No more lunches to prepare and pack, no more rush to get to the school gate on time (ie. 8:58am...ahem...yeah...*embarrassed grin*); and no more apprehensive waits AT the school gate later on in the day, hoping against all hope that Sam might come out telling me he had a 'brilliant' time - yet knowing that, mostly, he will be grumpy, sullen, unpredictable, irritable and incapable (or unwilling?) to give me even the briefest account of what he did that day.
No more spoonfed Weetabix in front on Cbeebies. Tom can eat his breakfast on his own, AND TAKE HIS TIME...!! He can also stay in his jammies all day - as can we all (oh the bliss), instead of being manhandled into some clothes that are not of his choosing, and that he never had any intention of wearing in the first place. Oh and while we're at it he can stay in nappies for all I care! I am no professional when it comes to toilet-training a child who has NO desire to do so...and who soils himself every 5 minutes and has no real awareness of doing so. (...that's a mental not a physical thing by the way. He definitely feels it when it comes... Erm. I know. Sorry - that can wait another time...!)

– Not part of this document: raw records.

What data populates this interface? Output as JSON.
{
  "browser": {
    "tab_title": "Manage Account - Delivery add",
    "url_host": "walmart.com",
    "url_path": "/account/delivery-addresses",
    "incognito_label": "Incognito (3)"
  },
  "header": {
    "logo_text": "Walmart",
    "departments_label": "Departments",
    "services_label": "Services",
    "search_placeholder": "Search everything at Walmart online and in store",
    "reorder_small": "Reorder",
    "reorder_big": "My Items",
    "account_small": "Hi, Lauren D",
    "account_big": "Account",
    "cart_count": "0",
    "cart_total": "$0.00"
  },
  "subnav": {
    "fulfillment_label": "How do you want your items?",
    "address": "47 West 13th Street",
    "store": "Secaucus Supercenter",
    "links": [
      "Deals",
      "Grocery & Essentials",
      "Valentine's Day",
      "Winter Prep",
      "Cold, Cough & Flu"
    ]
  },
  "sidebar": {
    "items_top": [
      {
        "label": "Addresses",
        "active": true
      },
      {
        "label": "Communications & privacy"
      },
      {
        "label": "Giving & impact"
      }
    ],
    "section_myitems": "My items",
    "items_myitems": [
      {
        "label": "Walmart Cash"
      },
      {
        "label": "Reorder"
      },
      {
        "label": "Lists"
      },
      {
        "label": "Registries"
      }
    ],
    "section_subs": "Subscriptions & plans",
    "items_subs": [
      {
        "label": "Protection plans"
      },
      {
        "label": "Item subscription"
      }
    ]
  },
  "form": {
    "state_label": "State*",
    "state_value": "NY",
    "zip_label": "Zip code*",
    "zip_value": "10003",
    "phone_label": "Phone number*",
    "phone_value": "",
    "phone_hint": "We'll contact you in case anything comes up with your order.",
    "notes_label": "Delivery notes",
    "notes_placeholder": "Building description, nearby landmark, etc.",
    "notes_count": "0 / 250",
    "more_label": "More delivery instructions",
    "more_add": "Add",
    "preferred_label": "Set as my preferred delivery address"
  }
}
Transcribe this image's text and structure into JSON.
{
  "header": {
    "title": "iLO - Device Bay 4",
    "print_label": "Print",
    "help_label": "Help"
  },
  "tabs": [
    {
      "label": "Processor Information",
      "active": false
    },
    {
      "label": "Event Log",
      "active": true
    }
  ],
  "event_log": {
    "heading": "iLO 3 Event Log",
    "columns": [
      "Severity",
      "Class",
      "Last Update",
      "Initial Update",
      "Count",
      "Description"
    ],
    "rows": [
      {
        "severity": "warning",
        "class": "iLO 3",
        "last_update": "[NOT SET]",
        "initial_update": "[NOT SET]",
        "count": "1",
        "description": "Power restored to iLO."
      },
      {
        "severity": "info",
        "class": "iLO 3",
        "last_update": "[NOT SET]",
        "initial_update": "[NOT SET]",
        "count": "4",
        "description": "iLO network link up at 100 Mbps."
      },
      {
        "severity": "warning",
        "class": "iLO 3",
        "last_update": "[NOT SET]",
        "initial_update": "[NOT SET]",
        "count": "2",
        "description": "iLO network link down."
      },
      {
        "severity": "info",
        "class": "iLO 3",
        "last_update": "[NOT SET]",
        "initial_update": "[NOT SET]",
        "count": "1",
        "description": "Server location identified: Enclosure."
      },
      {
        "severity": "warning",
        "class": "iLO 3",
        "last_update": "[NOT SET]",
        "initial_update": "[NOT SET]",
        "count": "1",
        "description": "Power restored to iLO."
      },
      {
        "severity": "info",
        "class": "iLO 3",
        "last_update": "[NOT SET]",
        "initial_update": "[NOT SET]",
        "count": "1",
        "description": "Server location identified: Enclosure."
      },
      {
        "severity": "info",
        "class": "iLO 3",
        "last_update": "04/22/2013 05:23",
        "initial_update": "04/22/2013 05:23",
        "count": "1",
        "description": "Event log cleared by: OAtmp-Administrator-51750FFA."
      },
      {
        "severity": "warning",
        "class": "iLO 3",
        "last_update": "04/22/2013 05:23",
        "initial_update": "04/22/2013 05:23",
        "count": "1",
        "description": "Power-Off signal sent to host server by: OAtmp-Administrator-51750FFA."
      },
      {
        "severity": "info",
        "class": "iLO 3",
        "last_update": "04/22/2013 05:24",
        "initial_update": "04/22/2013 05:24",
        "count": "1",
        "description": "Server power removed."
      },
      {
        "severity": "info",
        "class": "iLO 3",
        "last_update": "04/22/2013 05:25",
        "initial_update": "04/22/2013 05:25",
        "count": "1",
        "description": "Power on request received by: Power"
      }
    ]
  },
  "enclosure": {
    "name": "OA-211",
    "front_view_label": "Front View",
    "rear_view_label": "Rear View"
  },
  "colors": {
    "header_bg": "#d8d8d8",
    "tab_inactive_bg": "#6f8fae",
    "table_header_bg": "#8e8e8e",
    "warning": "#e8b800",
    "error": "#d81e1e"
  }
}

This is not to say there is absolutely no routine or structure to our days during holidays. That would be hell on earth in a household where ASD and other 'challenges' are present. But instead of the rigidity of a school timetable there is flexibility . And flexibility is, believe it or not, an important skill to learn for a person with Aspergers like Sam, or even mild ASD like Ben. They have to learn to function in an environment where they have to bring in a bit of their own structure. I do not spoonfeed them ideas of activities to do, games to play, etc... I largely tend to encourage them to just 'play' and watch nervously! Most of the time, there are usually fights, tears and angry words in the end. But it's all part of life and so I believe valuable lessons are learnt here too.